§ **TASK TO COMPLETE**
Among the records below, which lines contain the string "Sewa"? Report them.
***
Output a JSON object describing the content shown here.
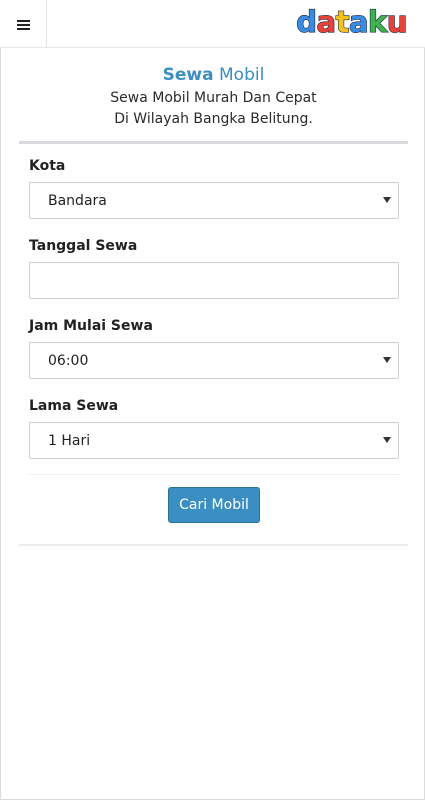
{
  "header": {
    "menu_icon": "hamburger-icon",
    "logo": {
      "letters": [
        {
          "ch": "d",
          "color": "#3b8be0"
        },
        {
          "ch": "a",
          "color": "#e8413a"
        },
        {
          "ch": "t",
          "color": "#f4c21f"
        },
        {
          "ch": "a",
          "color": "#3b8be0"
        },
        {
          "ch": "k",
          "color": "#3fb34f"
        },
        {
          "ch": "u",
          "color": "#e8413a"
        }
      ]
    }
  },
  "hero": {
    "title_bold": "Sewa",
    "title_rest": " Mobil",
    "subtitle_line1": "Sewa Mobil Murah Dan Cepat",
    "subtitle_line2": "Di Wilayah Bangka Belitung."
  },
  "form": {
    "kota": {
      "label": "Kota",
      "value": "Bandara"
    },
    "tanggal": {
      "label": "Tanggal Sewa",
      "value": ""
    },
    "jam": {
      "label": "Jam Mulai Sewa",
      "value": "06:00"
    },
    "lama": {
      "label": "Lama Sewa",
      "value": "1 Hari"
    },
    "submit_label": "Cari Mobil"
  },
  "colors": {
    "accent": "#3a8ec2",
    "title": "#3a8fc0"
  }
}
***
§ **TASK ANSWER**
    "title_bold": "Sewa",
    "subtitle_line1": "Sewa Mobil Murah Dan Cepat",
      "label": "Tanggal Sewa",
      "label": "Jam Mulai Sewa",
      "label": "Lama Sewa",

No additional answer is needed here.